I'm reading an amazing book right now, recommended to me by my friend who passed away earlier in the year. I wish I could thank her for bringing this book into my life, but since I can't I'm going to make sure to share it with as many other people as I can. I've been sharing bits of it on my various online channels, but I wanted to write a bit about it here for anyone who's not able to see my other posts. Every one of you should read this book!
It's called How to be an Adult by David Richo, and it is basically a guide to how to behave and think like an adult - responsible, assertive, self-actualized, healthy relationship boundaries, and all that good stuff. It's so clear and specific, and it's a short book but it's absolutely packed with insights.
The basic premise is that you go from "ineffective habits through adult responsibility to spiritual consciousness" (not to be confused with religion; apparently this is all based on the "Ego/Self Axis" from "Jungian individuation"). It starts out comparing people who had their needs met in childhood vs. those who did not. And then for those who didn't, it sets out a method for working towards being able to move on from those affected thoughts and behaviours.
Our True Self, with all its free energy, impulses, feelings, and creativity, may have threatened our parents. They, after all, may have been victimized in their own childhood and never came to terms with it. They taught us how to behave in accord with their fear-laden specifications. Some of this led to legitimate socializing. Some of it was violence to our identity.
We then designed a False Self that met with our parents' approval and maintained our role in the family. We felt that safety was possible only within those boundaries. Such "boundaries" became the long-standing habits and patterns that have been our limitations ever since...but now may no longer be serving our best interests. They usually please others but diminish us.
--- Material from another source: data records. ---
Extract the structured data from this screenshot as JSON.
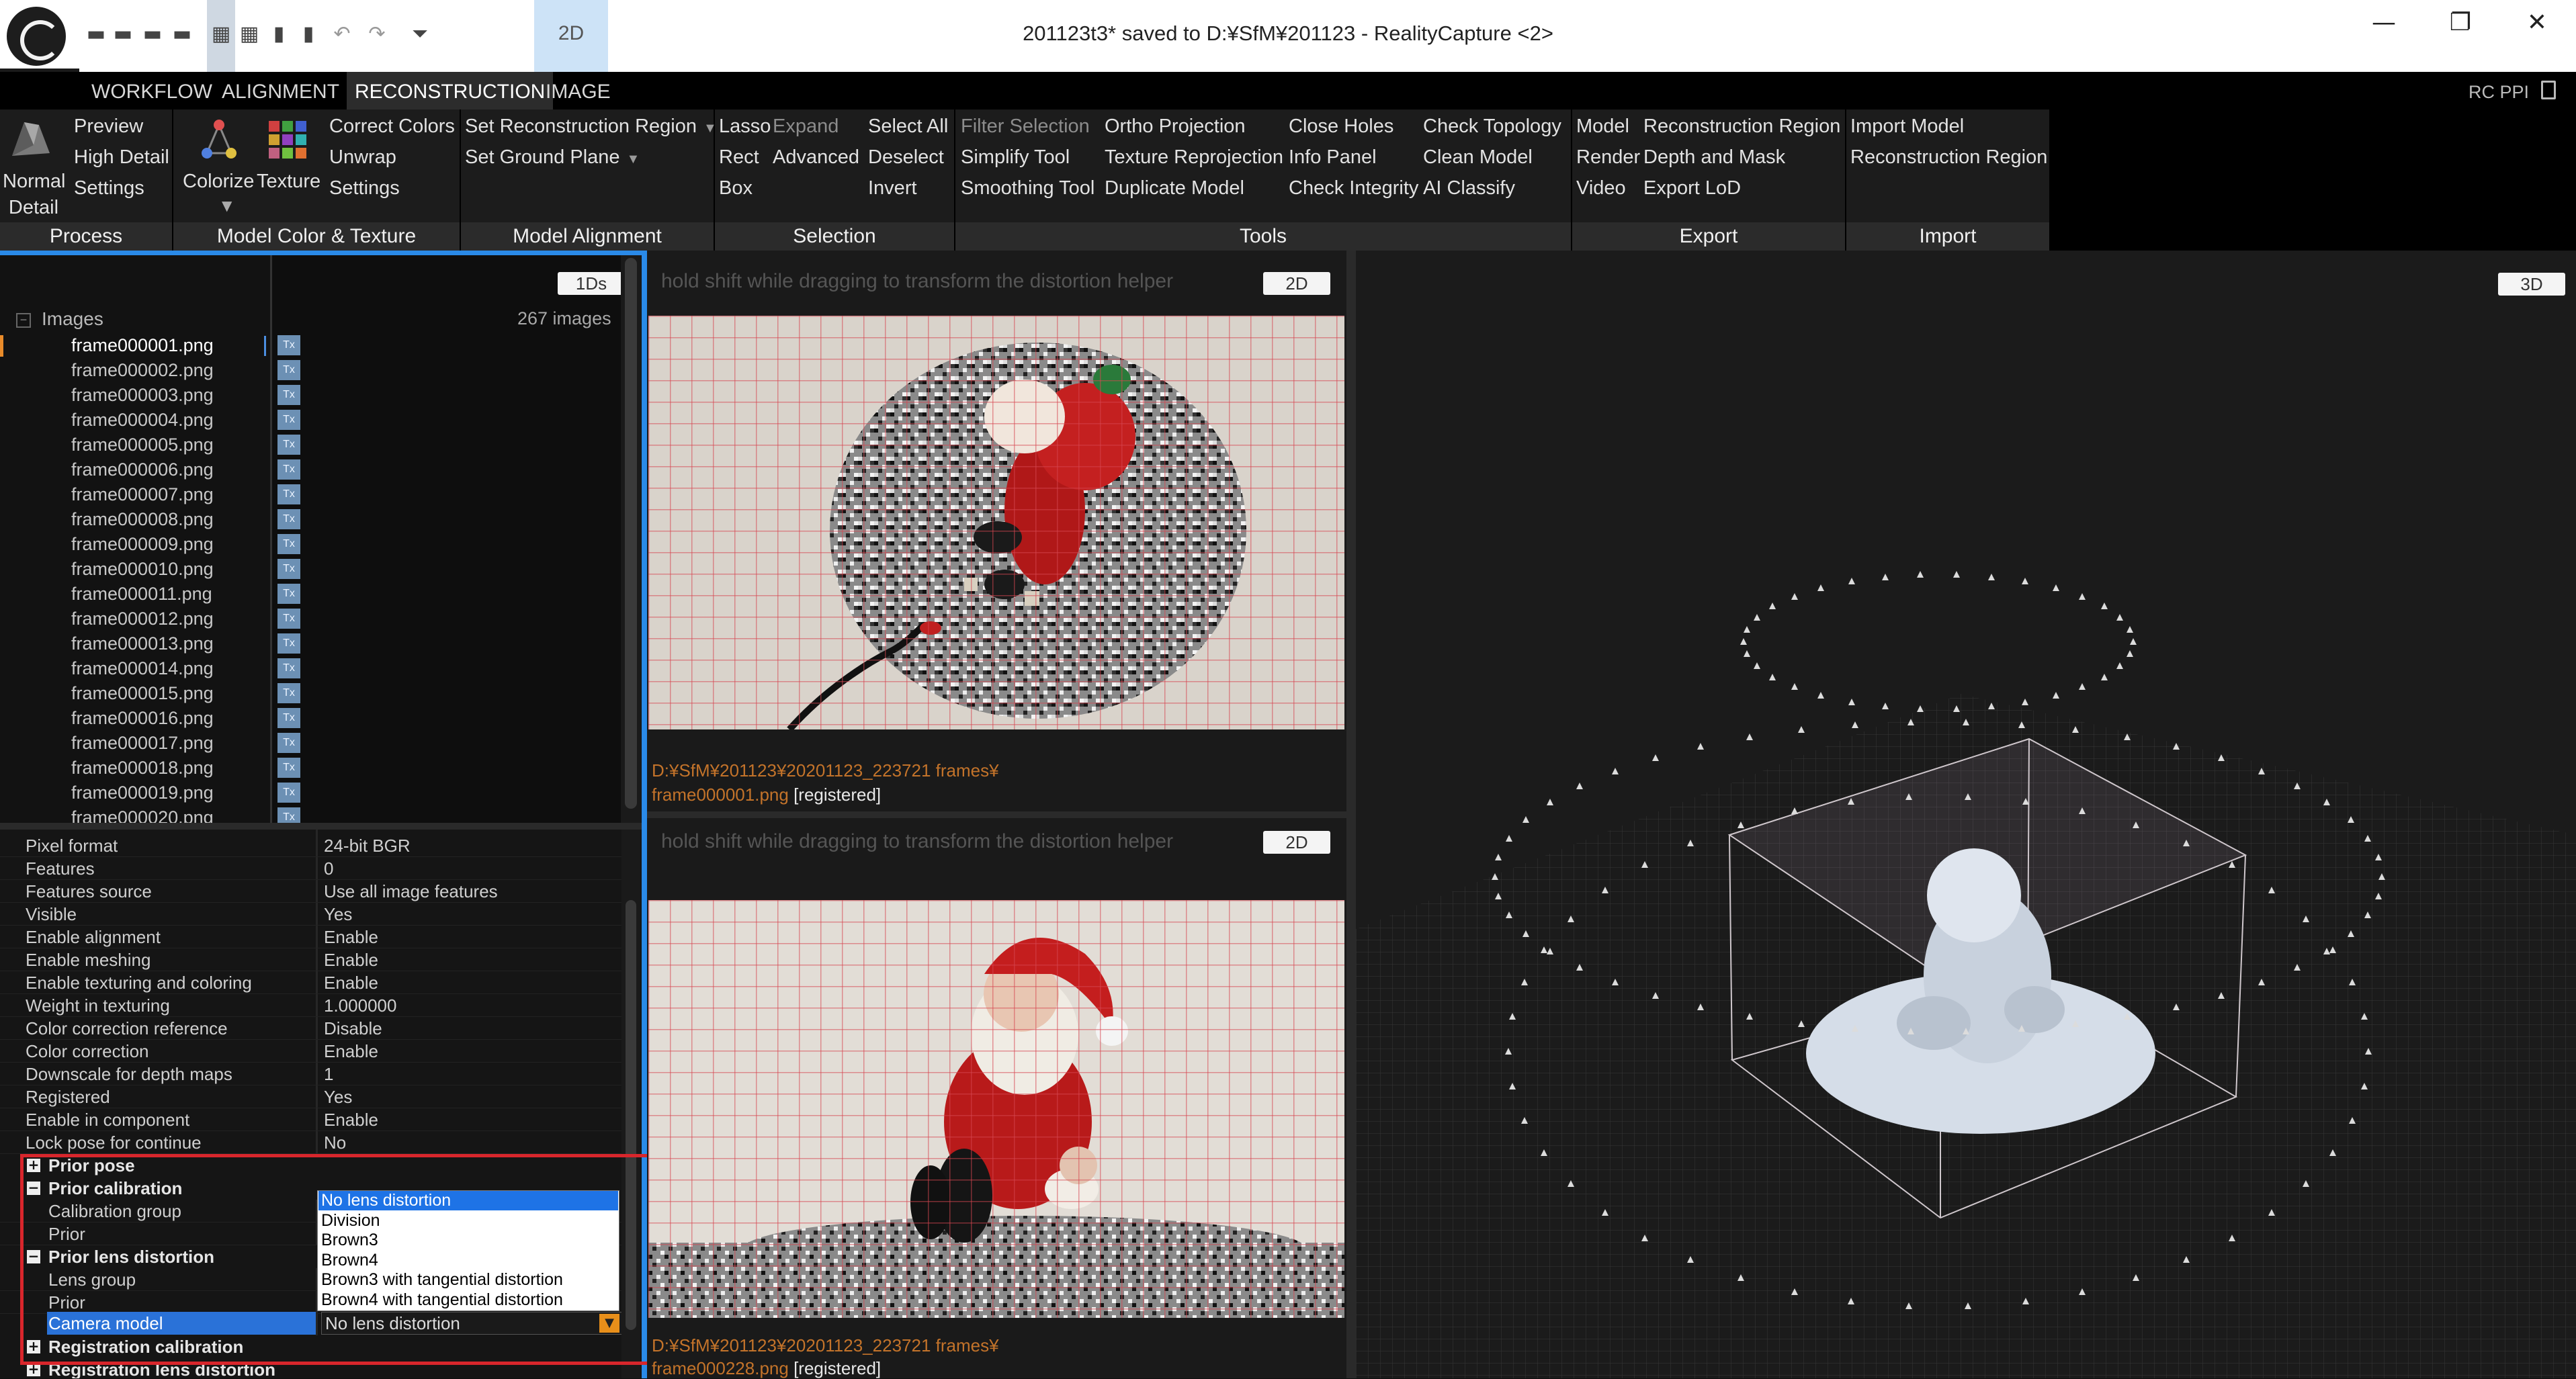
{
  "titlebar": {
    "title": "201123t3* saved to D:¥SfM¥201123 - RealityCapture <2>",
    "mode_label": "2D",
    "quick_access_icons": [
      "layout-1-icon",
      "layout-2-icon",
      "layout-3-icon",
      "layout-4-icon",
      "layout-5-icon",
      "layout-6-icon",
      "layout-7-icon",
      "layout-8-icon",
      "undo-icon",
      "redo-icon",
      "customize-icon"
    ],
    "window_buttons": {
      "minimize": "—",
      "restore": "❐",
      "close": "✕"
    }
  },
  "menubar": {
    "items": [
      "WORKFLOW",
      "ALIGNMENT",
      "RECONSTRUCTION",
      "IMAGE"
    ],
    "active": "RECONSTRUCTION",
    "right_label": "RC PPI"
  },
  "ribbon": {
    "process": {
      "label": "Process",
      "big_button": [
        "Normal",
        "Detail"
      ],
      "items": [
        "Preview",
        "High Detail",
        "Settings"
      ]
    },
    "model_color_texture": {
      "label": "Model Color & Texture",
      "colorize": "Colorize",
      "texture": "Texture",
      "items": [
        "Correct Colors",
        "Unwrap",
        "Settings"
      ]
    },
    "model_alignment": {
      "label": "Model Alignment",
      "items": [
        "Set Reconstruction Region",
        "Set Ground Plane"
      ]
    },
    "selection": {
      "label": "Selection",
      "col1": [
        "Lasso",
        "Rect",
        "Box"
      ],
      "col2": [
        "Expand",
        "Advanced"
      ],
      "col3": [
        "Select All",
        "Deselect",
        "Invert"
      ]
    },
    "tools": {
      "label": "Tools",
      "col1": [
        "Filter Selection",
        "Simplify Tool",
        "Smoothing Tool"
      ],
      "col2": [
        "Ortho Projection",
        "Texture Reprojection",
        "Duplicate Model"
      ],
      "col3": [
        "Close Holes",
        "Info Panel",
        "Check Integrity"
      ],
      "col4": [
        "Check Topology",
        "Clean Model",
        "AI Classify"
      ]
    },
    "export": {
      "label": "Export",
      "col1": [
        "Model",
        "Render",
        "Video"
      ],
      "col2": [
        "Reconstruction Region",
        "Depth and Mask",
        "Export LoD"
      ]
    },
    "import": {
      "label": "Import",
      "items": [
        "Import Model",
        "Reconstruction Region"
      ]
    }
  },
  "left_panel": {
    "view_button": "1Ds",
    "tree_root": "Images",
    "image_count": "267 images",
    "images": [
      "frame000001.png",
      "frame000002.png",
      "frame000003.png",
      "frame000004.png",
      "frame000005.png",
      "frame000006.png",
      "frame000007.png",
      "frame000008.png",
      "frame000009.png",
      "frame000010.png",
      "frame000011.png",
      "frame000012.png",
      "frame000013.png",
      "frame000014.png",
      "frame000015.png",
      "frame000016.png",
      "frame000017.png",
      "frame000018.png",
      "frame000019.png",
      "frame000020.png"
    ],
    "selected_image": "frame000001.png",
    "tex_badge": "Tx",
    "properties": [
      {
        "k": "Pixel format",
        "v": "24-bit BGR"
      },
      {
        "k": "Features",
        "v": "0"
      },
      {
        "k": "Features source",
        "v": "Use all image features"
      },
      {
        "k": "Visible",
        "v": "Yes"
      },
      {
        "k": "Enable alignment",
        "v": "Enable"
      },
      {
        "k": "Enable meshing",
        "v": "Enable"
      },
      {
        "k": "Enable texturing and coloring",
        "v": "Enable"
      },
      {
        "k": "Weight in texturing",
        "v": "1.000000"
      },
      {
        "k": "Color correction reference",
        "v": "Disable"
      },
      {
        "k": "Color correction",
        "v": "Enable"
      },
      {
        "k": "Downscale for depth maps",
        "v": "1"
      },
      {
        "k": "Registered",
        "v": "Yes"
      },
      {
        "k": "Enable in component",
        "v": "Enable"
      },
      {
        "k": "Lock pose for continue",
        "v": "No"
      }
    ],
    "sections": {
      "prior_pose": "Prior pose",
      "prior_calibration": "Prior calibration",
      "calibration_group": "Calibration group",
      "prior_1": "Prior",
      "prior_lens_distortion": "Prior lens distortion",
      "lens_group": "Lens group",
      "prior_2": "Prior",
      "camera_model": "Camera model",
      "registration_calibration": "Registration calibration",
      "registration_lens_distortion": "Registration lens distortion"
    },
    "camera_model_value": "No lens distortion",
    "camera_model_options": [
      "No lens distortion",
      "Division",
      "Brown3",
      "Brown4",
      "Brown3 with tangential distortion",
      "Brown4 with tangential distortion"
    ],
    "expand_symbol": "+",
    "collapse_symbol": "−"
  },
  "view_top": {
    "hint": "hold shift while dragging to transform the distortion helper",
    "button": "2D",
    "path": "D:¥SfM¥201123¥20201123_223721 frames¥",
    "file": "frame000001.png",
    "status": "[registered]"
  },
  "view_bottom": {
    "hint": "hold shift while dragging to transform the distortion helper",
    "button": "2D",
    "path": "D:¥SfM¥201123¥20201123_223721 frames¥",
    "file": "frame000228.png",
    "status": "[registered]"
  },
  "view_3d": {
    "button": "3D"
  },
  "colors": {
    "accent_blue": "#2a8ae8",
    "highlight_red": "#d8262c",
    "path_orange": "#c3732a",
    "selection_blue": "#1e73e6"
  }
}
Once we grieve this loss, we release our hidden inner world of unused and unrevealed qualities and notice how much better we thereby feel about ourselves...
Then, the book moves on to several short chapters all about assertiveness - what it really looks like, and what usually stops us from being truly assertive. This passage really helped make sense of some situations for me, where (especially earlier, clumsier) attempts at assertiveness have resulted in very unexpected reactions:
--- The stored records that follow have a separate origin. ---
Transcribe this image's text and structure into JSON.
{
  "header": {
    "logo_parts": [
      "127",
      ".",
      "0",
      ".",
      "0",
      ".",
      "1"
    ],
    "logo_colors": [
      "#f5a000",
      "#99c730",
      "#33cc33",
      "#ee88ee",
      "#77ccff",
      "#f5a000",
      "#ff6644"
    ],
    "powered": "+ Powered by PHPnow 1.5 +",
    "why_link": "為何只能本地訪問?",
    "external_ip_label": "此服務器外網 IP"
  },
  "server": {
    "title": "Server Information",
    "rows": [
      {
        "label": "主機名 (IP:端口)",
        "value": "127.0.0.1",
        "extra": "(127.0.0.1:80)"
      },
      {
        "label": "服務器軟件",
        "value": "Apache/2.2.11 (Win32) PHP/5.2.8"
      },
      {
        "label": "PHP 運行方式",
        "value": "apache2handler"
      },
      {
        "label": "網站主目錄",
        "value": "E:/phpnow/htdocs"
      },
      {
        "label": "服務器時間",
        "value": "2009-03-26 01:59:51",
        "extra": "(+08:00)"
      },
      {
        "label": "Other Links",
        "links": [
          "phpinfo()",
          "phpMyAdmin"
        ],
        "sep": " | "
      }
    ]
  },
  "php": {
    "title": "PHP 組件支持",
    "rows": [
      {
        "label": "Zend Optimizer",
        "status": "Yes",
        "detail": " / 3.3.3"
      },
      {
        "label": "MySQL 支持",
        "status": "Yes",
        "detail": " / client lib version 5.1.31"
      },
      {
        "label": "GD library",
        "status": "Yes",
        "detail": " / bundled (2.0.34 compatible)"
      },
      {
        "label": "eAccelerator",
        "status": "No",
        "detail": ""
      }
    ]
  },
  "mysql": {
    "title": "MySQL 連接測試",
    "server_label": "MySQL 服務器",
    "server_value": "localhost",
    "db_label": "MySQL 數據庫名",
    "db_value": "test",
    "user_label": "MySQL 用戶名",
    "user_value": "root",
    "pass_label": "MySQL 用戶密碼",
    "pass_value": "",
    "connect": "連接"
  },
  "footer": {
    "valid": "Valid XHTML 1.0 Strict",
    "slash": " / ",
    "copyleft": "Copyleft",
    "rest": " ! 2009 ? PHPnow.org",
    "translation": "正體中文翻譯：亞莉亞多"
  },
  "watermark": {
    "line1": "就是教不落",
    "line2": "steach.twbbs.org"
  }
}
Your assertiveness may be interpreted by others as aggression... You do not hurt others' feelings by assertiveness. "Hurt feelings" in others may mean:
- you are [actually being aggressive not assertive]
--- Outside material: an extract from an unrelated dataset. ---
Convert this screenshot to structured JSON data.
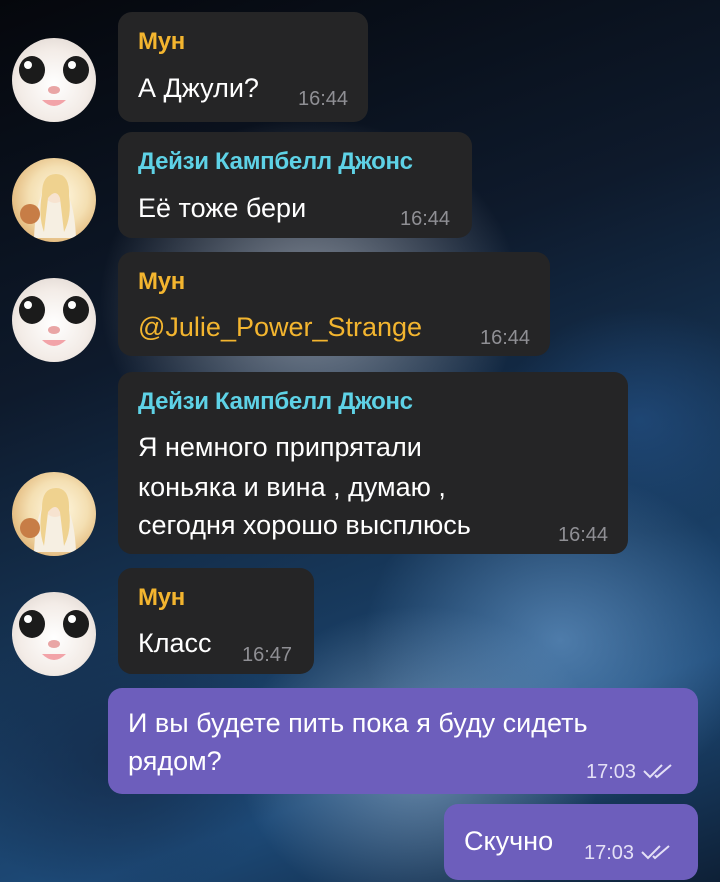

- they are not open to interacting with an assertive person, or
- the assertiveness has triggered fear or sadness from their own past...
In the section on anger as a barrier to adulthood/assertiveness, there is an amazing explanation of the difference between anger and drama. So simple now that I've read it, but it illuminated some past confusion for me as well. (The following are only a few examples from a large list.)
We distinguish anger (a true feeling) from drama (an avoidance of true feeling). It takes heroic work to drop drama and show responsible anger...
Drama... Is meant to silence the other
True anger... Is meant to communicate with the other
Drama... Is violent, aggressive, out of control, derisive, punitive
True anger... Is nonviolent, always in control and within safe limits
Drama... Insists the other see how justified one is
True anger... Needs no response
[Applied to the experience of rejection...]
Drama is a belligerent reaction to rejection that punishes by further distancing
Anger is an intimate response to rejection that bridges the distance or allows it without long-held resentment
There's an equally interesting discussion of values and how they build identity and self-esteem, and then the section on "Personal Work" ends with a review of "Declarations of a Healthy Adulthood". A few examples of these declarations:
- I trust that "darkness and upheaval always precede an expansion of consciousness" (Jung).
- I let people go away or stay and am still okay.
- I reconcile myself to the limits on others' giving to me and on my giving to them.
- When change and growth scare me, I still choose them. I may act with fear, but never because of it.
- I am still safe when I cease following the rules my parents (or others) set for me.
- I reject whining and complaining as useless distractions from direct action on or withdrawal from unacceptable situations.
- I grant myself a margin of error in my work and relationships. I release myself from the pain of having to be right or compensate all the time.
- My self-acceptance is not complacency since in itself it represents an enormous change.
- Wholehearted engagement with my circumstances releases my irrepressible liveliness.
It's hard to even choose what to share here, there are so many insightful nuggets, and they make a lot more sense when you are actually reading the whole book! I'm only just into the second section now - all this was from the first; for a book that's only 118 pages long, it's pretty crazy how much dense information there is. It's almost better to read it slowly and in small chunks so I can absorb it all...
To summarize, please read this, you'll be glad you did. Especially if you're in a place where you're working on making big changes, or healing from big hurts from early or more recent life, it's so very helpful.